“Companies in a low-trust environment need to figure out how to lean in and ensure that the consumer feels supported and comfortable that how you use their data will improve their life,” added Polonetsky. “That doesn’t mean that the company can’t benefit financially while doing so, but are you doing it on the consumer’s behalf?”
Polonetsky said he is optimistic that more companies will embrace regulation to build greater loyalty with their users.
“I predict you’ll see major tech companies aggressively pivoting in this direction,” he said. “Although marketing and advertising may be a majority of their income today, their future plans involve smart cities, healthcare, cloud, machine learning, genetics, autonomous vehicles — all areas where you need huge trust.”
“You can see Apple leading in this direction, not only because they decided it’s a human rights value, but because they’re going into the healthcare market,” said the FPF CEO. “They’re being welcomed because they’ve done work to build that level of trust and confidence, while you see pushback from other companies delving in these fields.”
Learning to manage data hunger
In his new book, Digital Minimalism, Cal Newport confronts the tension between the social good of the Internet and the loss of humanity from overuse. He writes the “irresistible attraction to screens is leading people to feel as though they’re ceding more and more of their autonomy when it comes to deciding how they direct their attention. No one, of course, signed up for this loss of control.”
The hunger for data is driving more people to lament Andrew Sullivan‘s famous refrain, “I used to be a human being.” Personally, as a funder of automation startups, my aim is to improve the quality of life, not subvert it.
Polonetsky saliently provides a path forward: “Most of us don’t truly want to live disconnected or hide from the world — we just want better control over the disruption that technology creates.”

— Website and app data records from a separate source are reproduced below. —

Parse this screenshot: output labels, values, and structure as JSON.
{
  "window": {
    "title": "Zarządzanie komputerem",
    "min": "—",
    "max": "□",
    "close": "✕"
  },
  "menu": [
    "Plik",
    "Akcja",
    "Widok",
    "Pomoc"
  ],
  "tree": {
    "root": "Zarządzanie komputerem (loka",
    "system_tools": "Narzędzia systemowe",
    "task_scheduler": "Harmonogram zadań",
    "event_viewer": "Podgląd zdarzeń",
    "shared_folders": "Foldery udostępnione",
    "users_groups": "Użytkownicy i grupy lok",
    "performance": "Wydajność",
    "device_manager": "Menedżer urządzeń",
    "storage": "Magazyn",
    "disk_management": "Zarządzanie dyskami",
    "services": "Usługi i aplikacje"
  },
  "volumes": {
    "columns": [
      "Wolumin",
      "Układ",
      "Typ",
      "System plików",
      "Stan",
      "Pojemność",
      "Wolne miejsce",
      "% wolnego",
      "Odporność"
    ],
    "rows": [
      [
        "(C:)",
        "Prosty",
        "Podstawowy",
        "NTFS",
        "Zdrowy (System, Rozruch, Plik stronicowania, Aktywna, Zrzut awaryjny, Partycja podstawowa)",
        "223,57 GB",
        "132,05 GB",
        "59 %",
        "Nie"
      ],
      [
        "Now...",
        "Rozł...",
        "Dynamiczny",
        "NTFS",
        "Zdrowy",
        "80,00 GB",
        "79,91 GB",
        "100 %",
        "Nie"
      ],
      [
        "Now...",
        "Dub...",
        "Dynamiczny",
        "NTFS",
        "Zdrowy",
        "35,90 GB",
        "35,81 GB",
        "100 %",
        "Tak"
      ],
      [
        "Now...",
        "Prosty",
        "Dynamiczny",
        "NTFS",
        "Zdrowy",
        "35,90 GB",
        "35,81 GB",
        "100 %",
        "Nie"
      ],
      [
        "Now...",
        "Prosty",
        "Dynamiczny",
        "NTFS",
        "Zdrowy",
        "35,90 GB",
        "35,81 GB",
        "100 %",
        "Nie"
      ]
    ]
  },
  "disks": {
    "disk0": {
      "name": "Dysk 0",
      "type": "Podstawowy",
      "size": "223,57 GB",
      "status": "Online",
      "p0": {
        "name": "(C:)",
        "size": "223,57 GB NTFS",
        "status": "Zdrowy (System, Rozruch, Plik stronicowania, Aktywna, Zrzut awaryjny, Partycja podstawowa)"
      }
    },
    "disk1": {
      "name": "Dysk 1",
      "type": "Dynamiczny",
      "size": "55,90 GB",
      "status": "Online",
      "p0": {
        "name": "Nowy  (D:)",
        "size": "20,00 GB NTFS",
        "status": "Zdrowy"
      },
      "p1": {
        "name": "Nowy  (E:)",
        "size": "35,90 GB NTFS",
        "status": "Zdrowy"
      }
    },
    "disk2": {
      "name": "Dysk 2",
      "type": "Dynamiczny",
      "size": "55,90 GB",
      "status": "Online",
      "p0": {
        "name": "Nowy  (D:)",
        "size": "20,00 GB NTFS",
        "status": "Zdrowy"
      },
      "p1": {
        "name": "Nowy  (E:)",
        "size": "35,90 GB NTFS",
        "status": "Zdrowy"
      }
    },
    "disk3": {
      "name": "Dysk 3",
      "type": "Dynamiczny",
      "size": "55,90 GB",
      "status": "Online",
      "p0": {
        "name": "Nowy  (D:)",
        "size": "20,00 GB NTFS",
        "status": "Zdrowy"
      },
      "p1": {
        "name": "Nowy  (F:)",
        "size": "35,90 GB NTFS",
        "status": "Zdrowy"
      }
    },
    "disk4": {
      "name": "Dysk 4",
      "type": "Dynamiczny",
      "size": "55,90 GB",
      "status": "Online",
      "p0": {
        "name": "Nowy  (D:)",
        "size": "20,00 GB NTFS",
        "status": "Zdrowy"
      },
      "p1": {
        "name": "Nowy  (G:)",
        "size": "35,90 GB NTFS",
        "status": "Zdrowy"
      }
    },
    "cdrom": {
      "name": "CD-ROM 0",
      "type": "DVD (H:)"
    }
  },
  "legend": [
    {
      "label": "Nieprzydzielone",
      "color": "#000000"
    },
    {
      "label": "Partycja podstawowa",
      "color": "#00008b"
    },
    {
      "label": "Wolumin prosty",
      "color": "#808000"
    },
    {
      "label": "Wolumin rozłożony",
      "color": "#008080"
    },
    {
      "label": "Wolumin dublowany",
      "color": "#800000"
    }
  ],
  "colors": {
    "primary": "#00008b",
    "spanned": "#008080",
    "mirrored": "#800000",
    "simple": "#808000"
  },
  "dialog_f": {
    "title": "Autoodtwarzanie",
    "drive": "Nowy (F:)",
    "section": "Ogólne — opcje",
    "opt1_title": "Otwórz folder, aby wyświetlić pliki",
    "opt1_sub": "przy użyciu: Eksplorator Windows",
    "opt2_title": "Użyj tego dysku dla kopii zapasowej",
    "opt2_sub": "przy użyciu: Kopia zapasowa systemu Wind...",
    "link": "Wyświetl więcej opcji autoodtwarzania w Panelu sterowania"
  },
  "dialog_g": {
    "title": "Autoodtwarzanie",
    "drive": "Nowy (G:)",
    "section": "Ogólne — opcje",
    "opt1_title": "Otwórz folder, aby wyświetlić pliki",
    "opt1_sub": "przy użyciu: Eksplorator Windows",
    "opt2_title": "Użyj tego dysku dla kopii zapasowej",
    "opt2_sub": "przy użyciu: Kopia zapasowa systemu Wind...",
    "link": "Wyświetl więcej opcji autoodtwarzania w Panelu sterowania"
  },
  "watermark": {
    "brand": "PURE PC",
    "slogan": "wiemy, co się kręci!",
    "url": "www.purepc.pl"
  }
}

Going to CES? Join me for my panel on “Robots and Other Humanoids at Retail” Jan. 8th at 10 a.m., Las Vegas Convention Center.